DATA SUPPLIED:
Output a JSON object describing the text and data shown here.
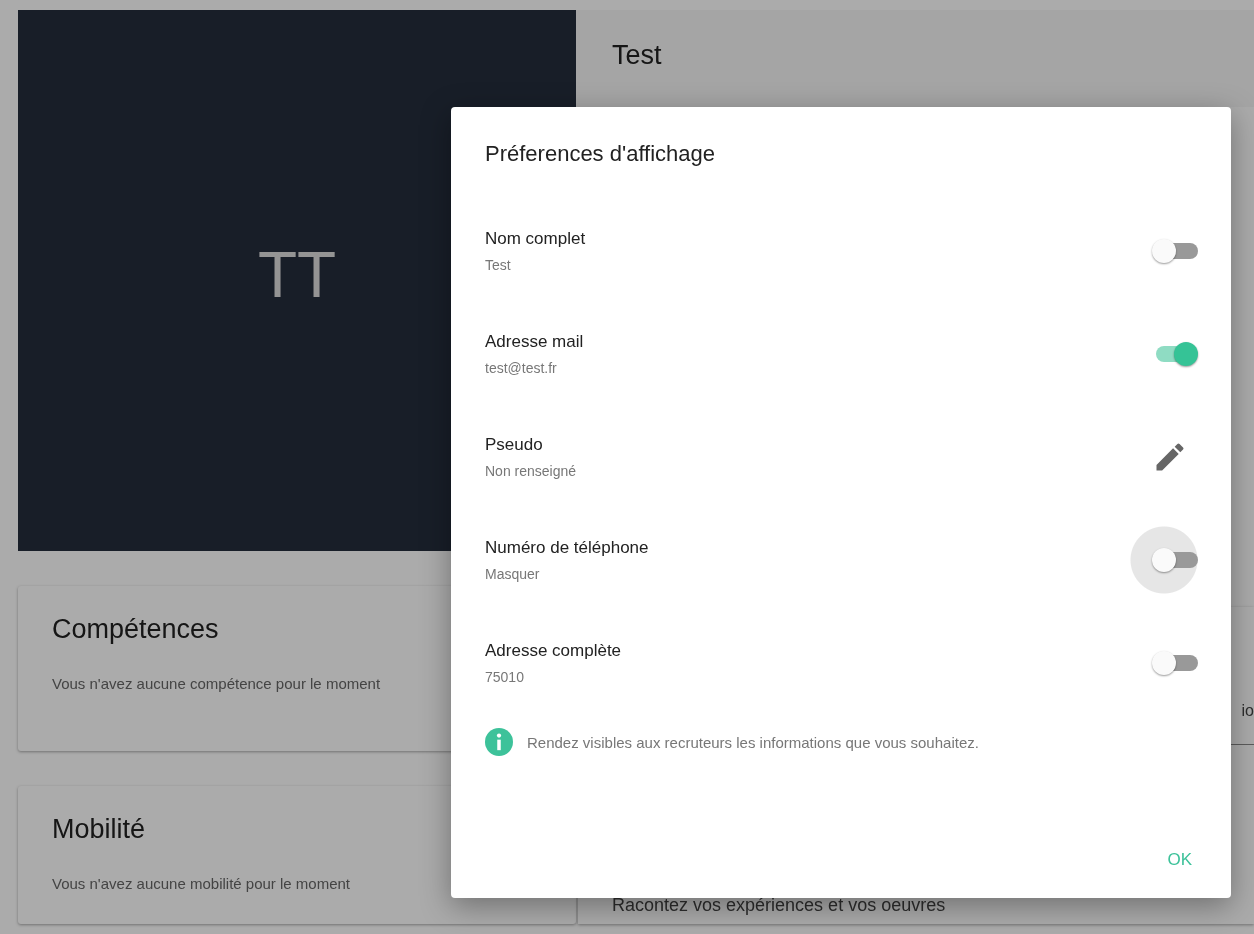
{
  "profile": {
    "initials": "TT",
    "name": "Test"
  },
  "cards": [
    {
      "title": "Compétences",
      "text": "Vous n'avez aucune compétence pour le moment"
    },
    {
      "title": "Mobilité",
      "text": "Vous n'avez aucune mobilité pour le moment"
    }
  ],
  "right_card": {
    "cut_text": "io",
    "text": "Racontez vos expériences et vos oeuvres"
  },
  "dialog": {
    "title": "Préferences d'affichage",
    "rows": [
      {
        "kind": "switch",
        "label": "Nom complet",
        "value": "Test",
        "on": false,
        "focused": false
      },
      {
        "kind": "switch",
        "label": "Adresse mail",
        "value": "test@test.fr",
        "on": true,
        "focused": false
      },
      {
        "kind": "edit",
        "label": "Pseudo",
        "value": "Non renseigné"
      },
      {
        "kind": "switch",
        "label": "Numéro de téléphone",
        "value": "Masquer",
        "on": false,
        "focused": true
      },
      {
        "kind": "switch",
        "label": "Adresse complète",
        "value": "75010",
        "on": false,
        "focused": false
      }
    ],
    "info": "Rendez visibles aux recruteurs les informations que vous souhaitez.",
    "ok_button": "OK"
  }
}
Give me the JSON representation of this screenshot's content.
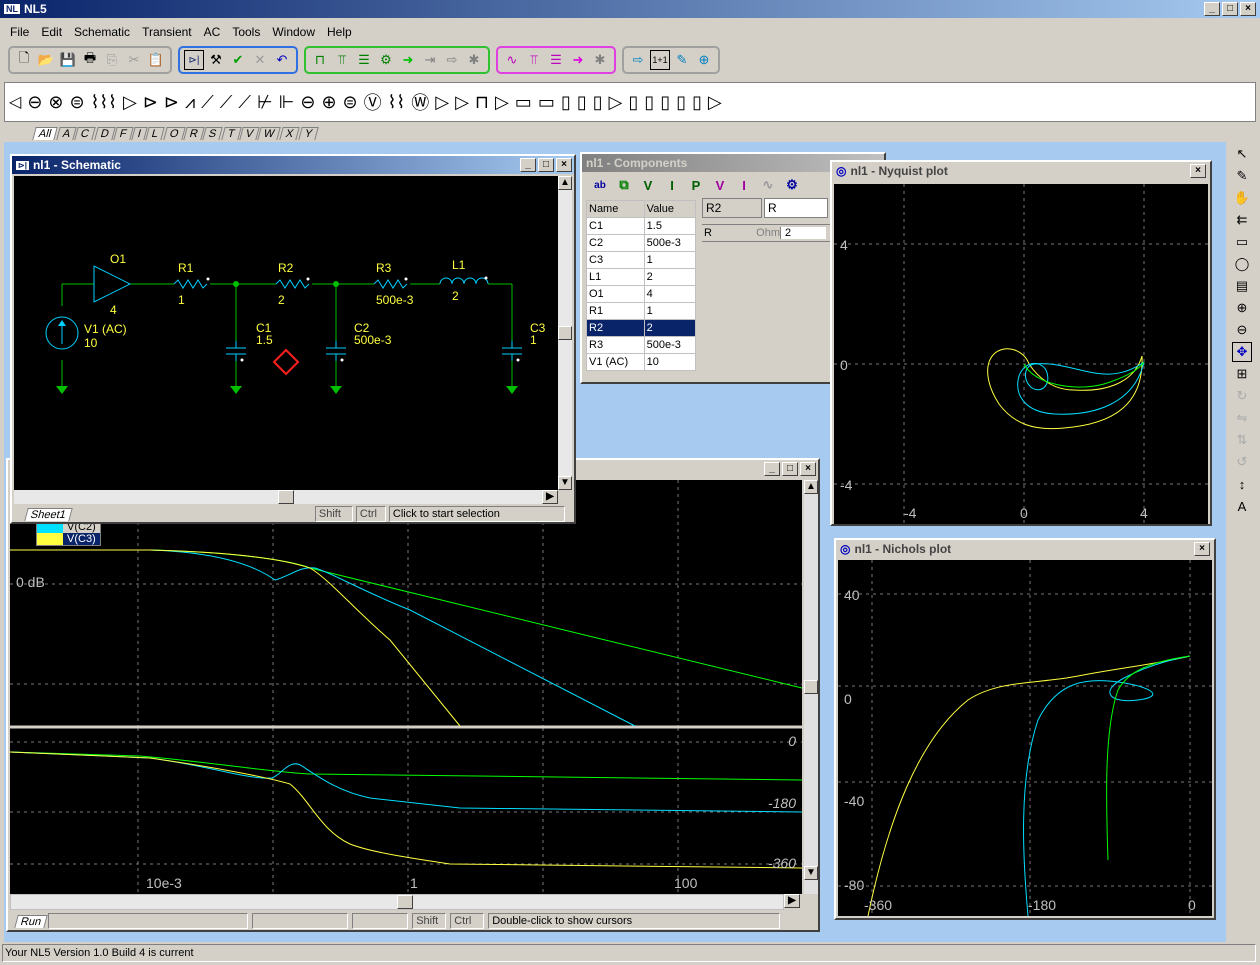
{
  "app": {
    "title": "NL5"
  },
  "menu": [
    "File",
    "Edit",
    "Schematic",
    "Transient",
    "AC",
    "Tools",
    "Window",
    "Help"
  ],
  "component_tabs": [
    "All",
    "A",
    "C",
    "D",
    "F",
    "I",
    "L",
    "O",
    "R",
    "S",
    "T",
    "V",
    "W",
    "X",
    "Y"
  ],
  "schematic": {
    "title": "nl1 - Schematic",
    "sheet_tab": "Sheet1",
    "status": {
      "shift": "Shift",
      "ctrl": "Ctrl",
      "message": "Click to start selection"
    },
    "labels": {
      "o1": "O1",
      "o1_val": "4",
      "v1": "V1 (AC)",
      "v1_val": "10",
      "r1": "R1",
      "r1_val": "1",
      "r2": "R2",
      "r2_val": "2",
      "r3": "R3",
      "r3_val": "500e-3",
      "l1": "L1",
      "l1_val": "2",
      "c1": "C1",
      "c1_val": "1.5",
      "c2": "C2",
      "c2_val": "500e-3",
      "c3": "C3",
      "c3_val": "1"
    }
  },
  "components": {
    "title": "nl1 - Components",
    "headers": [
      "Name",
      "Value"
    ],
    "rows": [
      [
        "C1",
        "1.5"
      ],
      [
        "C2",
        "500e-3"
      ],
      [
        "C3",
        "1"
      ],
      [
        "L1",
        "2"
      ],
      [
        "O1",
        "4"
      ],
      [
        "R1",
        "1"
      ],
      [
        "R2",
        "2"
      ],
      [
        "R3",
        "500e-3"
      ],
      [
        "V1 (AC)",
        "10"
      ]
    ],
    "selected": "R2",
    "detail_name": "R2",
    "detail_type": "R",
    "param_name": "R",
    "param_unit": "Ohm",
    "param_value": "2"
  },
  "bode": {
    "legend": [
      "V(C2)",
      "V(C3)"
    ],
    "mag_label": "0 dB",
    "phase_labels": [
      "0",
      "-180",
      "-360"
    ],
    "x_labels": [
      "10e-3",
      "1",
      "100"
    ],
    "run_tab": "Run",
    "status": {
      "shift": "Shift",
      "ctrl": "Ctrl",
      "message": "Double-click to show cursors"
    }
  },
  "nyquist": {
    "title": "nl1 - Nyquist plot",
    "y_labels": [
      "4",
      "0",
      "-4"
    ],
    "x_labels": [
      "-4",
      "0",
      "4"
    ]
  },
  "nichols": {
    "title": "nl1 - Nichols plot",
    "y_labels": [
      "40",
      "0",
      "-40",
      "-80"
    ],
    "x_labels": [
      "-360",
      "-180",
      "0"
    ]
  },
  "statusbar": {
    "text": "Your NL5 Version 1.0 Build 4 is current"
  },
  "colors": {
    "trace_c1": "#00ff00",
    "trace_c2": "#00e0ff",
    "trace_c3": "#ffff40",
    "schematic_wire": "#00c000",
    "component": "#00d0ff"
  }
}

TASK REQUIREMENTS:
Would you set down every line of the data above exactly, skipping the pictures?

SOLUTION TO THE EXERCISE:
Output a JSON object describing the text and data shown here.
{
  "profile": {
    "initials": "TT",
    "name": "Test"
  },
  "cards": [
    {
      "title": "Compétences",
      "text": "Vous n'avez aucune compétence pour le moment"
    },
    {
      "title": "Mobilité",
      "text": "Vous n'avez aucune mobilité pour le moment"
    }
  ],
  "right_card": {
    "cut_text": "io",
    "text": "Racontez vos expériences et vos oeuvres"
  },
  "dialog": {
    "title": "Préferences d'affichage",
    "rows": [
      {
        "kind": "switch",
        "label": "Nom complet",
        "value": "Test",
        "on": false,
        "focused": false
      },
      {
        "kind": "switch",
        "label": "Adresse mail",
        "value": "test@test.fr",
        "on": true,
        "focused": false
      },
      {
        "kind": "edit",
        "label": "Pseudo",
        "value": "Non renseigné"
      },
      {
        "kind": "switch",
        "label": "Numéro de téléphone",
        "value": "Masquer",
        "on": false,
        "focused": true
      },
      {
        "kind": "switch",
        "label": "Adresse complète",
        "value": "75010",
        "on": false,
        "focused": false
      }
    ],
    "info": "Rendez visibles aux recruteurs les informations que vous souhaitez.",
    "ok_button": "OK"
  }
}
Give me the JSON representation of this screenshot's content.
{
  "app": {
    "title": "NL5"
  },
  "menu": [
    "File",
    "Edit",
    "Schematic",
    "Transient",
    "AC",
    "Tools",
    "Window",
    "Help"
  ],
  "component_tabs": [
    "All",
    "A",
    "C",
    "D",
    "F",
    "I",
    "L",
    "O",
    "R",
    "S",
    "T",
    "V",
    "W",
    "X",
    "Y"
  ],
  "schematic": {
    "title": "nl1 - Schematic",
    "sheet_tab": "Sheet1",
    "status": {
      "shift": "Shift",
      "ctrl": "Ctrl",
      "message": "Click to start selection"
    },
    "labels": {
      "o1": "O1",
      "o1_val": "4",
      "v1": "V1 (AC)",
      "v1_val": "10",
      "r1": "R1",
      "r1_val": "1",
      "r2": "R2",
      "r2_val": "2",
      "r3": "R3",
      "r3_val": "500e-3",
      "l1": "L1",
      "l1_val": "2",
      "c1": "C1",
      "c1_val": "1.5",
      "c2": "C2",
      "c2_val": "500e-3",
      "c3": "C3",
      "c3_val": "1"
    }
  },
  "components": {
    "title": "nl1 - Components",
    "headers": [
      "Name",
      "Value"
    ],
    "rows": [
      [
        "C1",
        "1.5"
      ],
      [
        "C2",
        "500e-3"
      ],
      [
        "C3",
        "1"
      ],
      [
        "L1",
        "2"
      ],
      [
        "O1",
        "4"
      ],
      [
        "R1",
        "1"
      ],
      [
        "R2",
        "2"
      ],
      [
        "R3",
        "500e-3"
      ],
      [
        "V1 (AC)",
        "10"
      ]
    ],
    "selected": "R2",
    "detail_name": "R2",
    "detail_type": "R",
    "param_name": "R",
    "param_unit": "Ohm",
    "param_value": "2"
  },
  "bode": {
    "legend": [
      "V(C2)",
      "V(C3)"
    ],
    "mag_label": "0 dB",
    "phase_labels": [
      "0",
      "-180",
      "-360"
    ],
    "x_labels": [
      "10e-3",
      "1",
      "100"
    ],
    "run_tab": "Run",
    "status": {
      "shift": "Shift",
      "ctrl": "Ctrl",
      "message": "Double-click to show cursors"
    }
  },
  "nyquist": {
    "title": "nl1 - Nyquist plot",
    "y_labels": [
      "4",
      "0",
      "-4"
    ],
    "x_labels": [
      "-4",
      "0",
      "4"
    ]
  },
  "nichols": {
    "title": "nl1 - Nichols plot",
    "y_labels": [
      "40",
      "0",
      "-40",
      "-80"
    ],
    "x_labels": [
      "-360",
      "-180",
      "0"
    ]
  },
  "statusbar": {
    "text": "Your NL5 Version 1.0 Build 4 is current"
  },
  "colors": {
    "trace_c1": "#00ff00",
    "trace_c2": "#00e0ff",
    "trace_c3": "#ffff40",
    "schematic_wire": "#00c000",
    "component": "#00d0ff"
  }
}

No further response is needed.